has a criminal law division with attorneys who have jurisdiction to prosecute certain crimes statewide and are available to assist county prosecutors in specific situations.
According to the United States Constitution, every person (whether adult or juvenile) who is charged with a crime has the right to a criminal defense attorney. A criminal defense attorney is an attorney whose responsibility is to represent the rights of an accused offender in court. If the accused is able to afford an attorney, they may hire a private attorney of their choosing. To find out more about criminal defense lawyers in Pennsylvania, you may visit the Pennsylvania Association of Criminal Defense Lawyers
If the accused is unable to afford a criminal defense attorney, they may seek the assistance of a public defender, or, a judge may appoint an attorney to represent them. In Pennsylvania, every county has a public defender’s office that serves indigent defendants. For a listing of public defender offices in Pennsylvania, you may visit the Pennsylvania Legal Aid
site or find out more by visiting the Public Defender Association of Pennsylvania
In 2021, the Pennsylvania Legislative Budget and Finance Committee published a report regarding indigent defense funding in Pennsylvania. The report can be found by clicking here

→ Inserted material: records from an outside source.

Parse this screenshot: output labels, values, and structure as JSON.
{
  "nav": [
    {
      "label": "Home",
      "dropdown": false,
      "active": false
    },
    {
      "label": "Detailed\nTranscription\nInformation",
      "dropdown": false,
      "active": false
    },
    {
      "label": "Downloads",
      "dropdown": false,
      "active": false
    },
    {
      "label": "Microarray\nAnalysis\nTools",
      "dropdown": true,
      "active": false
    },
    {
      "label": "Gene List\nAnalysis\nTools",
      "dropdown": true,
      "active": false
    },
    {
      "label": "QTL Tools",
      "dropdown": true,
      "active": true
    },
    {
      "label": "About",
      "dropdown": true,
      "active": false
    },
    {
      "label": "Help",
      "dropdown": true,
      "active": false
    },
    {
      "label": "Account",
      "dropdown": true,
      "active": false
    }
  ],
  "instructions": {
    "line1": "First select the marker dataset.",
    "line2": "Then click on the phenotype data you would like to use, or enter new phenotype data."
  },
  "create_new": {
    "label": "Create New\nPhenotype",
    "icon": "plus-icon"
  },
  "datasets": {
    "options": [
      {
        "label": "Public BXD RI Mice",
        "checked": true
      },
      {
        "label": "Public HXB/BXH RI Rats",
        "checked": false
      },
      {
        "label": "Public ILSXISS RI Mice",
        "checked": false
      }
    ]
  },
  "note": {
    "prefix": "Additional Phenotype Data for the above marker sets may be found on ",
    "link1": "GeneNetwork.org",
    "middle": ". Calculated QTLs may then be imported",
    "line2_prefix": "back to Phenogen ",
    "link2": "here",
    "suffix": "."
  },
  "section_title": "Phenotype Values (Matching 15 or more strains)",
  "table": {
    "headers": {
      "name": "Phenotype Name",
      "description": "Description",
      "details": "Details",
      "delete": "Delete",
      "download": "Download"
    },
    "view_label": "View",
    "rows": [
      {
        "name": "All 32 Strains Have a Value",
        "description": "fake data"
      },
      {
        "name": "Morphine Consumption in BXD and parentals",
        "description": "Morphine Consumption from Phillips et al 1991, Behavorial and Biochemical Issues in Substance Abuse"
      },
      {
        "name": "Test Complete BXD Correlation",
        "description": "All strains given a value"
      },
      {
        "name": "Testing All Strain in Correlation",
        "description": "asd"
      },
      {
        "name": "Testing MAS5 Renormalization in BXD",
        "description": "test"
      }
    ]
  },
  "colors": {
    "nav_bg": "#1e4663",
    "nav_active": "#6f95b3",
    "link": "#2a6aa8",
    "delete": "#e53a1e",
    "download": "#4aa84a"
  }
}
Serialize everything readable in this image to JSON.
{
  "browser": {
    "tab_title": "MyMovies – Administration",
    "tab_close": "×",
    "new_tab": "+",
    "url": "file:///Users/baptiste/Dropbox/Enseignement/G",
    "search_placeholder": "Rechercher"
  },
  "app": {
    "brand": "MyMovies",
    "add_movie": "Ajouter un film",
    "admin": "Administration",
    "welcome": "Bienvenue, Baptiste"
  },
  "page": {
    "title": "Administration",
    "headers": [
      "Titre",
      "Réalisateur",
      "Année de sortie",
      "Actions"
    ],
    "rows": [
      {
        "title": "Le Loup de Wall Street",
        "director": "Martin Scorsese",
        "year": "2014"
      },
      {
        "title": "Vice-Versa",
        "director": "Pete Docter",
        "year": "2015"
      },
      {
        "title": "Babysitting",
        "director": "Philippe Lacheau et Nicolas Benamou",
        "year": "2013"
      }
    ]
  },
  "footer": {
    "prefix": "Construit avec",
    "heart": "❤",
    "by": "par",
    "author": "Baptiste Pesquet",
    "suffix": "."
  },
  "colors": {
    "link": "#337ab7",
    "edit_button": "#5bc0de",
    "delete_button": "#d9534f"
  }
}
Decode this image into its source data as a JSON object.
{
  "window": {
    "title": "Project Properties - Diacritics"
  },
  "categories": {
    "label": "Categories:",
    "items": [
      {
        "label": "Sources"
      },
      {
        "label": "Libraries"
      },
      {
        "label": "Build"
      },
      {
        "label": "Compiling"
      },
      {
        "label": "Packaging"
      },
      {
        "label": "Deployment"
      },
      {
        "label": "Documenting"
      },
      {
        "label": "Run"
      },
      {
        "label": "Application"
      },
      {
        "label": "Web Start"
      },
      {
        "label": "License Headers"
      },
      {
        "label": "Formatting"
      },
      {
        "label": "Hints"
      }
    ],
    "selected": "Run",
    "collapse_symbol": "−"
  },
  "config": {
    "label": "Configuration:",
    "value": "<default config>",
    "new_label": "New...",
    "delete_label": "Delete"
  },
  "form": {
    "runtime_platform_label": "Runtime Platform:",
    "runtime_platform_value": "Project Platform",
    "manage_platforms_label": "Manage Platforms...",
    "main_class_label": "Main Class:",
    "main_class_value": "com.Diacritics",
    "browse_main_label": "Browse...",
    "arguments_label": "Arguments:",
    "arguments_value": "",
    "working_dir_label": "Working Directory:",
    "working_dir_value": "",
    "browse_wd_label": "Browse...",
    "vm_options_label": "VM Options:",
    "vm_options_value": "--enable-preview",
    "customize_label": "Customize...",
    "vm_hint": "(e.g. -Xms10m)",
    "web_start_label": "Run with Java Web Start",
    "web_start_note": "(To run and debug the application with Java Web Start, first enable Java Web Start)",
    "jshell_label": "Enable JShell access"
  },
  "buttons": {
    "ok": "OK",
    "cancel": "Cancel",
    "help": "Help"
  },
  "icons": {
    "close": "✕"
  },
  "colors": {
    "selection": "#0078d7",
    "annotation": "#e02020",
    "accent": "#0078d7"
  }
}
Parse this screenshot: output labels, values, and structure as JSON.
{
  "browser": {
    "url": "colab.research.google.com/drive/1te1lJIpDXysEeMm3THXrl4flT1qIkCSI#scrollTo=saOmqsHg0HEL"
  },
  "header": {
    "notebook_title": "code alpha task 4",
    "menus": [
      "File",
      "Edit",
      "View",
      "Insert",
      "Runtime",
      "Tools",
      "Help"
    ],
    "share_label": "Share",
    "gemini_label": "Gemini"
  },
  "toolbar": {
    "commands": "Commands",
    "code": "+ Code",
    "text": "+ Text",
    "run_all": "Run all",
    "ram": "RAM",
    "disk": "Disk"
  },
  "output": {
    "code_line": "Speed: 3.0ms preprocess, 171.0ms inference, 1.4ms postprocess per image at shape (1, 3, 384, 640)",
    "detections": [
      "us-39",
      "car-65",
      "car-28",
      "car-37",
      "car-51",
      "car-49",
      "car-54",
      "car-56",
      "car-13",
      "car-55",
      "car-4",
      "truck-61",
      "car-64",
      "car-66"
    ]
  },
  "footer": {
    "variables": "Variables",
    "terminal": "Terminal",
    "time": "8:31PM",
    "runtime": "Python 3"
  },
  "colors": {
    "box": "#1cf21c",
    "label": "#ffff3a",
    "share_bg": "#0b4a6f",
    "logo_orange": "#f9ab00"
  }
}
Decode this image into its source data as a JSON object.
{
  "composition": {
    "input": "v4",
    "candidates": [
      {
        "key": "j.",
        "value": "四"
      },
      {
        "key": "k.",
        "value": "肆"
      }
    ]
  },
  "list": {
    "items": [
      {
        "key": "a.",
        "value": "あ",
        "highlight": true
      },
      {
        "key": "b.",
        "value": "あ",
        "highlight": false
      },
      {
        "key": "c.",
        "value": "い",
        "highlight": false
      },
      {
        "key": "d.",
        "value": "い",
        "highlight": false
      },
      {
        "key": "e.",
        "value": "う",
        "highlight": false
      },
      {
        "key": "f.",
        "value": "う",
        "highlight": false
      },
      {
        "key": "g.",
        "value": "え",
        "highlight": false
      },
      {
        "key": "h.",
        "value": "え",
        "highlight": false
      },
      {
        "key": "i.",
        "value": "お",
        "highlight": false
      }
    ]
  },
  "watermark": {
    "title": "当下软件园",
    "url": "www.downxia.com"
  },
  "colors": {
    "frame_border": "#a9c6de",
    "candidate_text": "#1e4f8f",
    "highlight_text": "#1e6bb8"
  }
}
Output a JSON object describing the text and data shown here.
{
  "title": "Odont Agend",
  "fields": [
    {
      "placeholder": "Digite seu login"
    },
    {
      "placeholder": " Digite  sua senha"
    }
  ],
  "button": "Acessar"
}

In most of Pennsylvania, when criminal charges are filed against an alleged offender, they are filed with a Magisterial District Court
. In Philadelphia County, charges are initially filed in Philadelphia Municipal Court
. These base-level courts
are typically responsible for setting bail and holding a preliminary hearing to determine if criminal charges should be moved forward in the criminal justice process to trial.
Again, in the majority of the Commonwealth, the trial phase of the criminal justice process is held at the Court of Common Pleas
for each county (there are 60 total judicial districts, but each county has a Common Pleas Court). However, in Philadelphia County, some trials are held at the Philadelphia Municipal Court
. At the trial level, a criminal defendant can have a trial in front of a judge or jury, or plead guilty to one or more charges that have been filed against them. If a criminal defendant is convicted of one or more crimes, they will be sentenced by the trial court.
For court related data, please visit our Court Data page here
After a criminal defendant is convicted of a crime (whether they plead guilty, or were convicted after a trial), the Judge will proceed to sentencing the defendant. In Pennsylvania, a convicted offender can be sentenced to pay fines and costs, serve probation, serve a sentence of incarceration or some combination of these options. The type of sentence that a defendant receives can impact the services made available to them. For a more comprehensive description of sentencing, including data and information relating to sentences for criminal defendants, please visit our Sentencing Data page here
As described above in the sentencing section, in Pennsylvania, a convicted offender can be sentenced to pay fines and costs, serve probation, serve a sentence of incarceration or some combination of these options. Offenders who are incarcerated will be incarcerated at either a county jail, or a state correctional institution. If an offender is not sentenced to serve a period of incarceration or is paroled after a period of incarceration, they may be placed on probation and/or parole. For more information about incarceration and community supervision in Pennsylvania, click here
Criminal Justice Data Dictionary (CJDD)
The Pennsylvania Criminal Justice Data Dictionary (CJDD) is a collaborative product of several Commonwealth adult criminal justice agencies. It contains the data elements these agencies currently collect and their individual agency-specific definitions so that criminal justice researchers know what data is available within the Commonwealth adult criminal justice community. Click HERE
to go to the Criminal Justice Data Dictionary webpage.